[EXTRACTED MATERIAL]:
----
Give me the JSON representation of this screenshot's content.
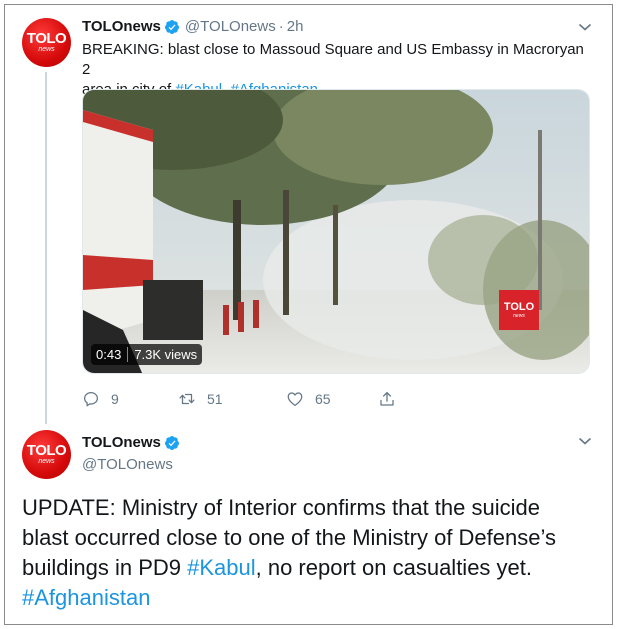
{
  "colors": {
    "link": "#1b95e0",
    "brand": "#d50a0a",
    "muted": "#657786"
  },
  "tweet1": {
    "avatar": {
      "big": "TOLO",
      "small": "news"
    },
    "name": "TOLOnews",
    "handle": "@TOLOnews",
    "separator": "·",
    "time": "2h",
    "text_line1": "BREAKING: blast close to Massoud Square and US Embassy in Macroryan 2",
    "text_line2_prefix": "area in city of ",
    "hashtag1": "#Kabul",
    "dot_space": ". ",
    "hashtag2": "#Afghanistan",
    "video": {
      "duration": "0:43",
      "views": "7.3K views",
      "watermark_big": "TOLO",
      "watermark_small": "news"
    },
    "actions": {
      "replies": "9",
      "retweets": "51",
      "likes": "65"
    }
  },
  "tweet2": {
    "avatar": {
      "big": "TOLO",
      "small": "news"
    },
    "name": "TOLOnews",
    "handle": "@TOLOnews",
    "line1": "UPDATE: Ministry of Interior confirms that the suicide",
    "line2": "blast occurred close to one of the Ministry of Defense’s",
    "line3_prefix": "buildings in PD9 ",
    "hashtag1": "#Kabul",
    "line3_suffix": ", no report on casualties yet.",
    "hashtag2": "#Afghanistan"
  }
}
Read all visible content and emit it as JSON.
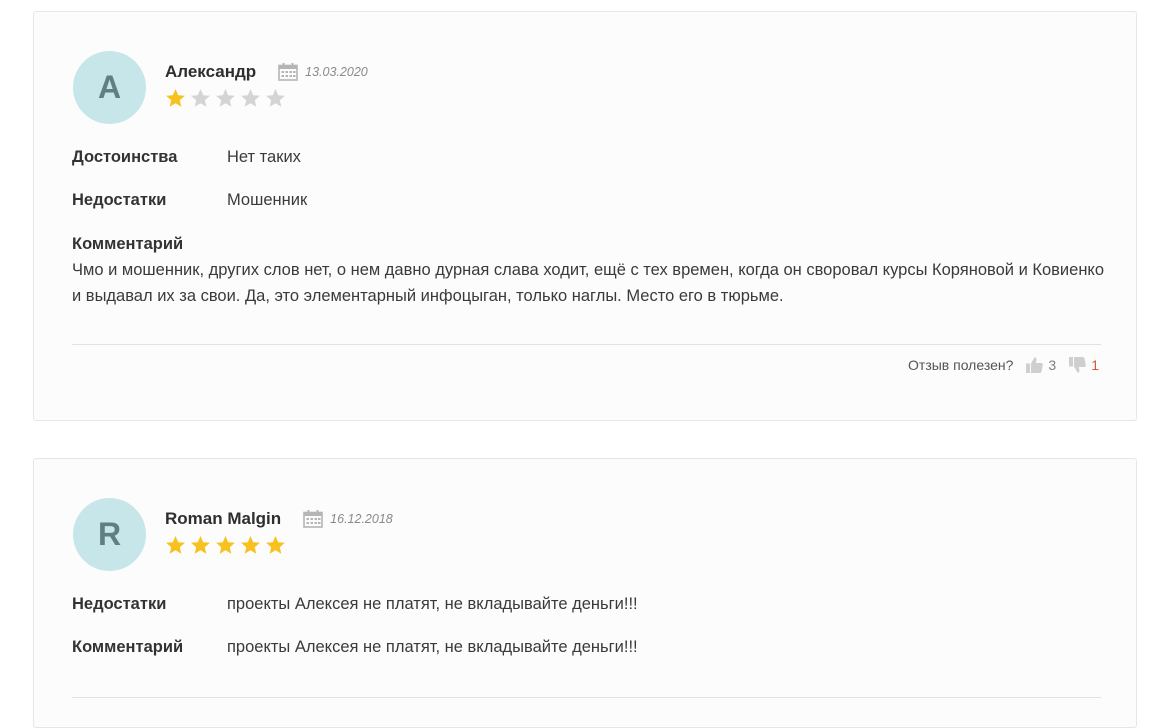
{
  "helpful_prompt": "Отзыв полезен?",
  "colors": {
    "star_filled": "#f7c21f",
    "star_empty": "#d4d4d4",
    "avatar_bg": "#c6e6e9",
    "dislike_count": "#d35a37"
  },
  "reviews": [
    {
      "avatar_letter": "А",
      "author": "Александр",
      "date": "13.03.2020",
      "rating": 1,
      "rating_max": 5,
      "pros_label": "Достоинства",
      "pros": "Нет таких",
      "cons_label": "Недостатки",
      "cons": "Мошенник",
      "comment_label": "Комментарий",
      "comment": "Чмо и мошенник, других слов нет, о нем давно дурная слава ходит, ещё с тех времен, когда он своровал курсы Коряновой и Ковиенко и выдавал их за свои. Да, это элементарный инфоцыган, только наглы. Место его в тюрьме.",
      "likes": "3",
      "dislikes": "1",
      "like_icon": "thumbs-up-icon",
      "dislike_icon": "thumbs-down-icon"
    },
    {
      "avatar_letter": "R",
      "author": "Roman Malgin",
      "date": "16.12.2018",
      "rating": 5,
      "rating_max": 5,
      "cons_label": "Недостатки",
      "cons": "проекты Алексея не платят, не вкладывайте деньги!!!",
      "comment_label": "Комментарий",
      "comment": "проекты Алексея не платят, не вкладывайте деньги!!!"
    }
  ]
}
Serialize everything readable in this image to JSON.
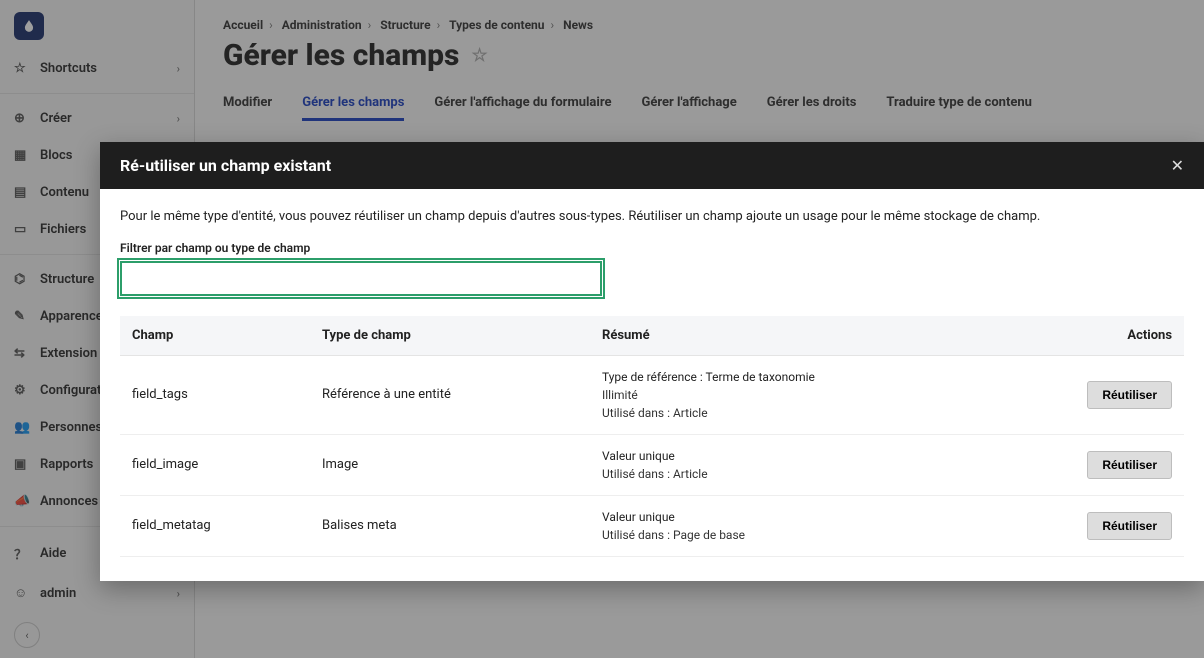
{
  "sidebar": {
    "shortcuts": "Shortcuts",
    "items": [
      {
        "label": "Créer",
        "chev": true
      },
      {
        "label": "Blocs"
      },
      {
        "label": "Contenu"
      },
      {
        "label": "Fichiers"
      }
    ],
    "items2": [
      {
        "label": "Structure"
      },
      {
        "label": "Apparence"
      },
      {
        "label": "Extension"
      },
      {
        "label": "Configuration"
      },
      {
        "label": "Personnes"
      },
      {
        "label": "Rapports"
      },
      {
        "label": "Annonces"
      }
    ],
    "bottom": [
      {
        "label": "Aide"
      },
      {
        "label": "admin",
        "chev": true
      }
    ]
  },
  "breadcrumb": [
    "Accueil",
    "Administration",
    "Structure",
    "Types de contenu",
    "News"
  ],
  "page_title": "Gérer les champs",
  "tabs": [
    {
      "label": "Modifier"
    },
    {
      "label": "Gérer les champs",
      "active": true
    },
    {
      "label": "Gérer l'affichage du formulaire"
    },
    {
      "label": "Gérer l'affichage"
    },
    {
      "label": "Gérer les droits"
    },
    {
      "label": "Traduire type de contenu"
    }
  ],
  "modal": {
    "title": "Ré-utiliser un champ existant",
    "description": "Pour le même type d'entité, vous pouvez réutiliser un champ depuis d'autres sous-types. Réutiliser un champ ajoute un usage pour le même stockage de champ.",
    "filter_label": "Filtrer par champ ou type de champ",
    "columns": {
      "field": "Champ",
      "type": "Type de champ",
      "summary": "Résumé",
      "actions": "Actions"
    },
    "reuse_label": "Réutiliser",
    "rows": [
      {
        "field": "field_tags",
        "type": "Référence à une entité",
        "summary_line1": "Type de référence : Terme de taxonomie",
        "summary_line2": "Illimité",
        "summary_line3": "Utilisé dans : Article"
      },
      {
        "field": "field_image",
        "type": "Image",
        "summary_line1": "Valeur unique",
        "summary_line2": "Utilisé dans : Article",
        "summary_line3": ""
      },
      {
        "field": "field_metatag",
        "type": "Balises meta",
        "summary_line1": "Valeur unique",
        "summary_line2": "Utilisé dans : Page de base",
        "summary_line3": ""
      }
    ]
  }
}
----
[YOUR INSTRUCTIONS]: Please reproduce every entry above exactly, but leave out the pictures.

[RESPONSE]:
Give me the JSON representation of this screenshot's content.
{
  "colors": {
    "link": "#1b95e0",
    "brand": "#d50a0a",
    "muted": "#657786"
  },
  "tweet1": {
    "avatar": {
      "big": "TOLO",
      "small": "news"
    },
    "name": "TOLOnews",
    "handle": "@TOLOnews",
    "separator": "·",
    "time": "2h",
    "text_line1": "BREAKING: blast close to Massoud Square and US Embassy in Macroryan 2",
    "text_line2_prefix": "area in city of ",
    "hashtag1": "#Kabul",
    "dot_space": ". ",
    "hashtag2": "#Afghanistan",
    "video": {
      "duration": "0:43",
      "views": "7.3K views",
      "watermark_big": "TOLO",
      "watermark_small": "news"
    },
    "actions": {
      "replies": "9",
      "retweets": "51",
      "likes": "65"
    }
  },
  "tweet2": {
    "avatar": {
      "big": "TOLO",
      "small": "news"
    },
    "name": "TOLOnews",
    "handle": "@TOLOnews",
    "line1": "UPDATE: Ministry of Interior confirms that the suicide",
    "line2": "blast occurred close to one of the Ministry of Defense’s",
    "line3_prefix": "buildings in PD9 ",
    "hashtag1": "#Kabul",
    "line3_suffix": ", no report on casualties yet.",
    "hashtag2": "#Afghanistan"
  }
}
Read all visible content and emit it as JSON.
{
  "helpful_prompt": "Отзыв полезен?",
  "colors": {
    "star_filled": "#f7c21f",
    "star_empty": "#d4d4d4",
    "avatar_bg": "#c6e6e9",
    "dislike_count": "#d35a37"
  },
  "reviews": [
    {
      "avatar_letter": "А",
      "author": "Александр",
      "date": "13.03.2020",
      "rating": 1,
      "rating_max": 5,
      "pros_label": "Достоинства",
      "pros": "Нет таких",
      "cons_label": "Недостатки",
      "cons": "Мошенник",
      "comment_label": "Комментарий",
      "comment": "Чмо и мошенник, других слов нет, о нем давно дурная слава ходит, ещё с тех времен, когда он своровал курсы Коряновой и Ковиенко и выдавал их за свои. Да, это элементарный инфоцыган, только наглы. Место его в тюрьме.",
      "likes": "3",
      "dislikes": "1",
      "like_icon": "thumbs-up-icon",
      "dislike_icon": "thumbs-down-icon"
    },
    {
      "avatar_letter": "R",
      "author": "Roman Malgin",
      "date": "16.12.2018",
      "rating": 5,
      "rating_max": 5,
      "cons_label": "Недостатки",
      "cons": "проекты Алексея не платят, не вкладывайте деньги!!!",
      "comment_label": "Комментарий",
      "comment": "проекты Алексея не платят, не вкладывайте деньги!!!"
    }
  ]
}
Serialize everything readable in this image to JSON.
{
  "sidebar": {
    "shortcuts": "Shortcuts",
    "items": [
      {
        "label": "Créer",
        "chev": true
      },
      {
        "label": "Blocs"
      },
      {
        "label": "Contenu"
      },
      {
        "label": "Fichiers"
      }
    ],
    "items2": [
      {
        "label": "Structure"
      },
      {
        "label": "Apparence"
      },
      {
        "label": "Extension"
      },
      {
        "label": "Configuration"
      },
      {
        "label": "Personnes"
      },
      {
        "label": "Rapports"
      },
      {
        "label": "Annonces"
      }
    ],
    "bottom": [
      {
        "label": "Aide"
      },
      {
        "label": "admin",
        "chev": true
      }
    ]
  },
  "breadcrumb": [
    "Accueil",
    "Administration",
    "Structure",
    "Types de contenu",
    "News"
  ],
  "page_title": "Gérer les champs",
  "tabs": [
    {
      "label": "Modifier"
    },
    {
      "label": "Gérer les champs",
      "active": true
    },
    {
      "label": "Gérer l'affichage du formulaire"
    },
    {
      "label": "Gérer l'affichage"
    },
    {
      "label": "Gérer les droits"
    },
    {
      "label": "Traduire type de contenu"
    }
  ],
  "modal": {
    "title": "Ré-utiliser un champ existant",
    "description": "Pour le même type d'entité, vous pouvez réutiliser un champ depuis d'autres sous-types. Réutiliser un champ ajoute un usage pour le même stockage de champ.",
    "filter_label": "Filtrer par champ ou type de champ",
    "columns": {
      "field": "Champ",
      "type": "Type de champ",
      "summary": "Résumé",
      "actions": "Actions"
    },
    "reuse_label": "Réutiliser",
    "rows": [
      {
        "field": "field_tags",
        "type": "Référence à une entité",
        "summary_line1": "Type de référence : Terme de taxonomie",
        "summary_line2": "Illimité",
        "summary_line3": "Utilisé dans : Article"
      },
      {
        "field": "field_image",
        "type": "Image",
        "summary_line1": "Valeur unique",
        "summary_line2": "Utilisé dans : Article",
        "summary_line3": ""
      },
      {
        "field": "field_metatag",
        "type": "Balises meta",
        "summary_line1": "Valeur unique",
        "summary_line2": "Utilisé dans : Page de base",
        "summary_line3": ""
      }
    ]
  }
}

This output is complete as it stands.